Like most young people, my teenage daughter has a saying ‘get real’ (typical teenage response which means nothing). However, that could mean a lot in the Martial Arts which have come a long way from the mystical perceptions of the 70s & 80s where they had people believe they can beat their opponent with one strike. This may be true depending on how well the person is trained, where the strike is placed and who they come up against. But that is usually not the case.
There has been a long struggle of ‘belief versus knowledge’. Belief is when you accept something to be true or real, or have faith in. Knowledge, on the other hand, is to be sure of something; have true information about. Many Martial Arts Instructors are very good at giving students the right information but sometimes an Instructor needs to investigate further. If I want to know about BJJ I go straight to a BJJ expert, if I need information about reality based self defence I go straight to the experts etc. This is how I keep my students well informed.
Getting back to ‘get real’ (bless my daughter), there are probably well over 1,000 ways you can defend yourself but there is only one way to do it. I remember, at the age of 12 years, whilst walking in formation to the park for lunch, I was being picked on by several much stronger lads. I absolutely ‘lost it’ and beat them all senseless (that is with no martial arts skills at that age). I only knew one way, which in this case, worked! This illustrates a paradox; a trained fighter has a huge artillery of weapons to choose from which could result in too much time being wasted in choosing the right technique in a real fight. Whereas, the novice has no idea and nothing to choose from which can be an advantage for them where time is valuable.

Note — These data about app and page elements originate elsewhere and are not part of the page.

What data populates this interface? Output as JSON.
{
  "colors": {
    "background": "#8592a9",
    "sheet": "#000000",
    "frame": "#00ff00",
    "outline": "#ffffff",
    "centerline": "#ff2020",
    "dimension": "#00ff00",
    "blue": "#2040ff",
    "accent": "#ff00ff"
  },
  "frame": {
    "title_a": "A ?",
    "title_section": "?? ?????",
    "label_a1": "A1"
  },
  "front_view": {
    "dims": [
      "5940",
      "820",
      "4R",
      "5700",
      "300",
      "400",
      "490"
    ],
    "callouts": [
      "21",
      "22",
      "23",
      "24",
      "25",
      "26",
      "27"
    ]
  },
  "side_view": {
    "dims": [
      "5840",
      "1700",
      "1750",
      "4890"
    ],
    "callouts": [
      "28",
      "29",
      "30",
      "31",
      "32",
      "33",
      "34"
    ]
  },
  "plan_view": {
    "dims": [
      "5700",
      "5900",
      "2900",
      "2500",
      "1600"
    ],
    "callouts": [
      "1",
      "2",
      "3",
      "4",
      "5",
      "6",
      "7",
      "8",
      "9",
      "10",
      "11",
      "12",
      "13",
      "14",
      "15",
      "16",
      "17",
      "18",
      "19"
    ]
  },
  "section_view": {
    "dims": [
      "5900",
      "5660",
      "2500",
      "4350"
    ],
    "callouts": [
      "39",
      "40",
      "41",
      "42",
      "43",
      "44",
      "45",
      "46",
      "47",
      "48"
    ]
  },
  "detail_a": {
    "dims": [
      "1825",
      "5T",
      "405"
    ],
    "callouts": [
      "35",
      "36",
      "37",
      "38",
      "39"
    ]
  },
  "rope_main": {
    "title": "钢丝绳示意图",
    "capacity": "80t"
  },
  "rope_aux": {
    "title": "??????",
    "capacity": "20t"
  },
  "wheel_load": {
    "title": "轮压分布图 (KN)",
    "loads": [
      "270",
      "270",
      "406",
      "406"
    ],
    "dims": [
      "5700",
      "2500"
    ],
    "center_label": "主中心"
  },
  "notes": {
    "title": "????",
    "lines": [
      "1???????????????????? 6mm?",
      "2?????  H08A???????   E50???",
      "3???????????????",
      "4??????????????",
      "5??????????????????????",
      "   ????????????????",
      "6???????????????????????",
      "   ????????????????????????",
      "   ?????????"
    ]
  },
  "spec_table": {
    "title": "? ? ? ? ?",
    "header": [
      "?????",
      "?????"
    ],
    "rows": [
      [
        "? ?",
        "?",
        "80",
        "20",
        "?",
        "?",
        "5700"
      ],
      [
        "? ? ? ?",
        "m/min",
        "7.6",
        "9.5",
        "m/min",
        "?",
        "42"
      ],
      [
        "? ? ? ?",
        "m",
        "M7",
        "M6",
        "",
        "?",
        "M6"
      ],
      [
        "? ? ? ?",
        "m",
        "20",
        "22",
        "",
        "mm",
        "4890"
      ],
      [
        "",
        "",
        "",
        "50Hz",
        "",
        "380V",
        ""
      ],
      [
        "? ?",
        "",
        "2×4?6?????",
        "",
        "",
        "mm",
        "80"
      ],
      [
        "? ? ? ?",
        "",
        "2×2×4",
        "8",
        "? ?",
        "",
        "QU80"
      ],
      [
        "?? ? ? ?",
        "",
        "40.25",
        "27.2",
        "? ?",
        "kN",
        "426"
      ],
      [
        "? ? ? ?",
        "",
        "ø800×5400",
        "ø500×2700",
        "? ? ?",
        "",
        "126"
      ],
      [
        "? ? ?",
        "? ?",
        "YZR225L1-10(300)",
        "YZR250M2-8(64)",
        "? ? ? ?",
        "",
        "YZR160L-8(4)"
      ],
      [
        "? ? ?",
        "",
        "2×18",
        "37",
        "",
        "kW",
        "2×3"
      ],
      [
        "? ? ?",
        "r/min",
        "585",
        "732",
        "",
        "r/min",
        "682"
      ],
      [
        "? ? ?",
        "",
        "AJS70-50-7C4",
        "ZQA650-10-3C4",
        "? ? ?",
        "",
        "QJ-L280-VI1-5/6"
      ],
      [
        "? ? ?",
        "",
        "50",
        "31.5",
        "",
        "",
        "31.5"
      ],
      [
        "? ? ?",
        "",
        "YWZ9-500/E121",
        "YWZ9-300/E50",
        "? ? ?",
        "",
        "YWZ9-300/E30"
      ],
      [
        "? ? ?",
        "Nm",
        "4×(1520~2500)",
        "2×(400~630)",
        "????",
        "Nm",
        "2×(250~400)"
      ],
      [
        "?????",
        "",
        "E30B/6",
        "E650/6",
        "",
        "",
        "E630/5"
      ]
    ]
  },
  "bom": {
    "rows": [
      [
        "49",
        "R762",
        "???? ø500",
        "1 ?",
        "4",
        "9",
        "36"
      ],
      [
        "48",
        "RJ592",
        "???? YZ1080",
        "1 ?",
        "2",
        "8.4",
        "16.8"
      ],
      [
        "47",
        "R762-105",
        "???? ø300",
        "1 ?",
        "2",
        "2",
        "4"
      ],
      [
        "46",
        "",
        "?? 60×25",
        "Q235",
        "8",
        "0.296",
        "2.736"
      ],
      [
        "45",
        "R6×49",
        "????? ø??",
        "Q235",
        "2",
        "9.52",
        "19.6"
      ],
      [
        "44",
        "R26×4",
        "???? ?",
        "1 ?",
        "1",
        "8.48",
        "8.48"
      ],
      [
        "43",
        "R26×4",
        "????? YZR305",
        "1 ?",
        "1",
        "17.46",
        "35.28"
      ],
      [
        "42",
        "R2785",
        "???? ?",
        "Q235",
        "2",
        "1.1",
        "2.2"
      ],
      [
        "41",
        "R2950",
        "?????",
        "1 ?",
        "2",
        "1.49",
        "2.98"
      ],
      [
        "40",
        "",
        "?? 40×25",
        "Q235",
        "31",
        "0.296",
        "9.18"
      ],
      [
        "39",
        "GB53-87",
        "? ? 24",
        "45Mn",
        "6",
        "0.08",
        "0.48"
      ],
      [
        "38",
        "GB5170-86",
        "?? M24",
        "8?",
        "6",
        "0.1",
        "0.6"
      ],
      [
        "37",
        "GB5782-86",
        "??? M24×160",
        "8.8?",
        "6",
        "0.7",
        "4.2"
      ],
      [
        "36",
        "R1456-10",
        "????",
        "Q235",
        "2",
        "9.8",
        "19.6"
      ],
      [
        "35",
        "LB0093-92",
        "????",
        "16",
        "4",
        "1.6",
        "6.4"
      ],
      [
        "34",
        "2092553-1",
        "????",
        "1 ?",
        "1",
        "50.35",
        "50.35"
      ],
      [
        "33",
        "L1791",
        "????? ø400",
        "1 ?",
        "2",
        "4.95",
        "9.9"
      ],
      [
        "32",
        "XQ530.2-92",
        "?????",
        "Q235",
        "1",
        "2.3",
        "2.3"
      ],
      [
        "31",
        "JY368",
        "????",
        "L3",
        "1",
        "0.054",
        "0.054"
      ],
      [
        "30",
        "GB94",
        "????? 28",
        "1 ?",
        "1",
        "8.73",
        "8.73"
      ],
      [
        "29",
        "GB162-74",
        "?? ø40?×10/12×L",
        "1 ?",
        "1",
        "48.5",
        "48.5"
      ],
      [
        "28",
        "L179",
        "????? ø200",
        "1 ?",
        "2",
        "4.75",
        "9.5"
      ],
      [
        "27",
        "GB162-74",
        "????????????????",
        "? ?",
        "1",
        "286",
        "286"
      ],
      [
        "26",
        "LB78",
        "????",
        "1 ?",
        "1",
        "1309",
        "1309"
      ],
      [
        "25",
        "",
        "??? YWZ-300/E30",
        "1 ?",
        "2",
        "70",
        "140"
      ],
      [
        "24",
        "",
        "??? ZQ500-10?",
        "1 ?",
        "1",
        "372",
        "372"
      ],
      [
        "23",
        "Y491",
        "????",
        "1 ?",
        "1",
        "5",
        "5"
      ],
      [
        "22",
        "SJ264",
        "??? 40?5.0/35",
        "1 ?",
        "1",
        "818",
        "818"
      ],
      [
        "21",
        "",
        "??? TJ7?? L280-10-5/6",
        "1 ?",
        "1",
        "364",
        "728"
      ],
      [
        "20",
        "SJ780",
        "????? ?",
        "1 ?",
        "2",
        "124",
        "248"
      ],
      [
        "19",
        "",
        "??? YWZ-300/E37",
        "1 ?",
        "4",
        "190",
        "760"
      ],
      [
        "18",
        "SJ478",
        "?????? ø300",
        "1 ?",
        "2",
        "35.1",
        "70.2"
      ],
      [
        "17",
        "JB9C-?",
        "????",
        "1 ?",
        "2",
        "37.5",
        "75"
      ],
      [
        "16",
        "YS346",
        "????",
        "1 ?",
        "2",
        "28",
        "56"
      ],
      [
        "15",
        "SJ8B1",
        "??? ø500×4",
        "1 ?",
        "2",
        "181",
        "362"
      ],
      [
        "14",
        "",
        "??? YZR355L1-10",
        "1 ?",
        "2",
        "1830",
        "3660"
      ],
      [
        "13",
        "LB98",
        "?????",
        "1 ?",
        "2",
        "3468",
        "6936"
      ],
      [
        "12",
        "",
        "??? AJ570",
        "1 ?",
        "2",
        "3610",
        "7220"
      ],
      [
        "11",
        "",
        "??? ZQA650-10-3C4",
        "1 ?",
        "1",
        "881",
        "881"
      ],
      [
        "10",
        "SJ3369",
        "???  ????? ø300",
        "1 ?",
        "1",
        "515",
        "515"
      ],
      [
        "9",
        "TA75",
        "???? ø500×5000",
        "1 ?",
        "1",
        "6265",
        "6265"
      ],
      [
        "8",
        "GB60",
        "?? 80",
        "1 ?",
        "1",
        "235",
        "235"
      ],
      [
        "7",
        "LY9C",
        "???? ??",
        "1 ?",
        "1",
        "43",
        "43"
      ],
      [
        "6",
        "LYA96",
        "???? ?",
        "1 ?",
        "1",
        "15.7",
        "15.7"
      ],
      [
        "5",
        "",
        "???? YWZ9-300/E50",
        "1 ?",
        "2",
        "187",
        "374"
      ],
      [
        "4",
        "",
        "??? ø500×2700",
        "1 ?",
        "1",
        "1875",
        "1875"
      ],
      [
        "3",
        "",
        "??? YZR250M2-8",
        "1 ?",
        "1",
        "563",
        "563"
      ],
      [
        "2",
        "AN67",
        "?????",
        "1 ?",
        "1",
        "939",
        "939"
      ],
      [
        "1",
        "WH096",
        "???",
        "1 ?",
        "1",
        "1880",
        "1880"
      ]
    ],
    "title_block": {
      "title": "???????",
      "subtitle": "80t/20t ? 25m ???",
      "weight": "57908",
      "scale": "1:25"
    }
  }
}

There should only be very few simple and effective techniques to draw from in a real situation which means practicing them over and over again. It comes down to putting aside your beliefs and using your knowledge.